Is it possible to fly after a traumatic brain injury? Even considering flying after such a serious event seems risky, but it’s typically safe after a certain amount of time passes and a doctor gives you the OK and you seek the support you need to make the air travel experience less stressful.
Much like those who want to fly after a heart attack or fly with COPD, just the idea of trying to fly after a traumatic brain injury (TBI) seems intimidating. The key is in planning travel after a TBI that takes into account what you will need for a safe flight as well as getting the proper support.
What is a Traumatic Brain Injury?
The official definition of traumatic brain injury is any sudden event that causes injury to the brain. The most common events that lead to a TBI include bad falls (for example, from a ladder or down a flight of stairs), car accidents, sports injuries and, for members of the military, explosions and other combat injuries.
Some of the symptoms of TBI, according to the Mayo Clinic, include:
- Difficulties with speech
- Trouble sleeping
- Confusion and agitation

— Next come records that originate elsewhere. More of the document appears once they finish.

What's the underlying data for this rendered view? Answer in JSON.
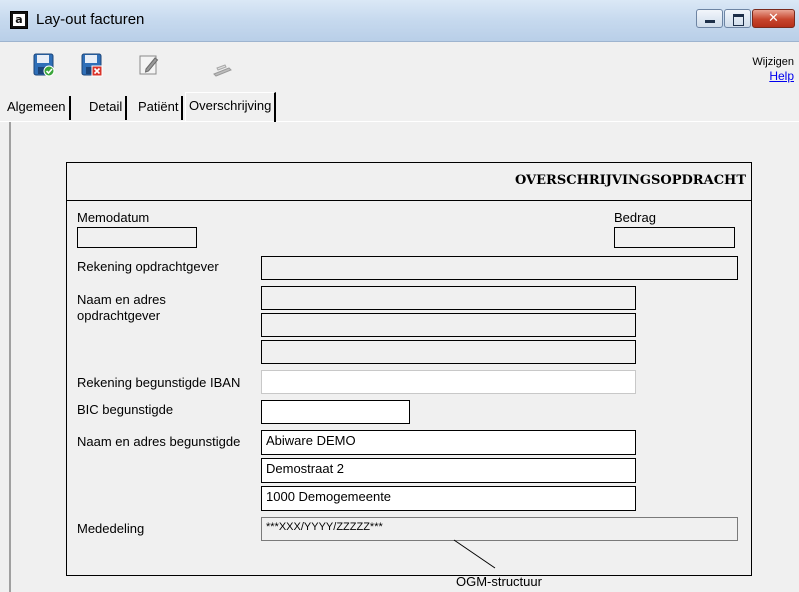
{
  "window": {
    "icon_letter": "a",
    "title": "Lay-out facturen"
  },
  "toolbar": {
    "save_icon": "save-disk-check-icon",
    "cancel_icon": "save-disk-cancel-icon",
    "edit_icon": "edit-pencil-icon",
    "print_icon": "printer-icon",
    "mode_label": "Wijzigen",
    "help_label": "Help"
  },
  "tabs": [
    {
      "label": "Algemeen"
    },
    {
      "label": "Detail"
    },
    {
      "label": "Patiënt"
    },
    {
      "label": "Overschrijving",
      "active": true
    }
  ],
  "form": {
    "heading": "OVERSCHRIJVINGSOPDRACHT",
    "memodatum_label": "Memodatum",
    "memodatum_value": "",
    "bedrag_label": "Bedrag",
    "bedrag_value": "",
    "rek_opdrachtgever_label": "Rekening opdrachtgever",
    "rek_opdrachtgever_value": "",
    "naam_opdrachtgever_label": "Naam en adres opdrachtgever",
    "opdrachtgever_lines": [
      "",
      "",
      ""
    ],
    "rek_begunstigde_label": "Rekening begunstigde IBAN",
    "rek_begunstigde_value": "",
    "bic_label": "BIC begunstigde",
    "bic_value": "",
    "naam_begunstigde_label": "Naam en adres begunstigde",
    "begunstigde_lines": [
      "Abiware DEMO",
      "Demostraat 2",
      "1000 Demogemeente"
    ],
    "mededeling_label": "Mededeling",
    "mededeling_value": "***XXX/YYYY/ZZZZZ***",
    "ogm_label": "OGM-structuur"
  },
  "colors": {
    "window_bg": "#f0f0f0",
    "title_gradient_top": "#dbe8f6",
    "close_button": "#c7452d",
    "link": "#0000ee"
  }
}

Clearly, any of those could make it difficult to fly after a traumatic brain injury. However, time and medication can help with these issues. Most experts believe that flying is generally safe if it’s done at least 10 days after the brain injury. That varies, depending on the health of the patient before the incident and the exact nature of the brain injury.
It’s also crucial to get an opinion from your doctor before deciding to fly after a traumatic brain injury.
How Non-Emergency Medical Transport Can Help TBI Victims
If a doctor gives the green light for flying, then the next important step is to get the support you need for the flight. By flying with a flight nurse affiliated with a non-emergency medical transport (NEMT) company, TBI patients can better handle all the details of airplane travel. A NEMT company and flight nurse offer support to TBI patients in a number of areas, including the following.
Making Flight Arrangements
TBI patients don’t have to worry about booking flights, dealing with airport personnel or handling the details of getting medications through security. A NEMT company handles all your travel arrangements and works with the airports and airlines to make your trip go as smoothly as possible.
Most TBI patients carry medications to deal with the symptoms listed above, as well as other TBI-related issues. A flight nurse will handle the transport and administering of medications throughout your trip, taking a major burden off your hands (and a lot of worry off your mind).
Expertise in Flight Healthcare
Flight nurses, in addition to training in emergency room settings, also have knowledge, skills and experience in providing healthcare at high altitudes. They understand the impact that flying can have on all medical conditions, including brain injuries. They will be ready to provide any care needed throughout the flight.
Peace of Mind
It’s impossible to quantify the peace of mind people experience having a Flight Coordinator handle all the travel-related bookings and a flight nurse to oversee care during the trip. Just the relief from anxiety that TBI patients experience can make having a flight nurse along worthwhile.
With a doctor’s clearance, it’s possible to fly after a traumatic brain injury. But TBI patients should also seek assistance to make the experience go much more smoothly. A flight nurse is an outstanding choice in this regard.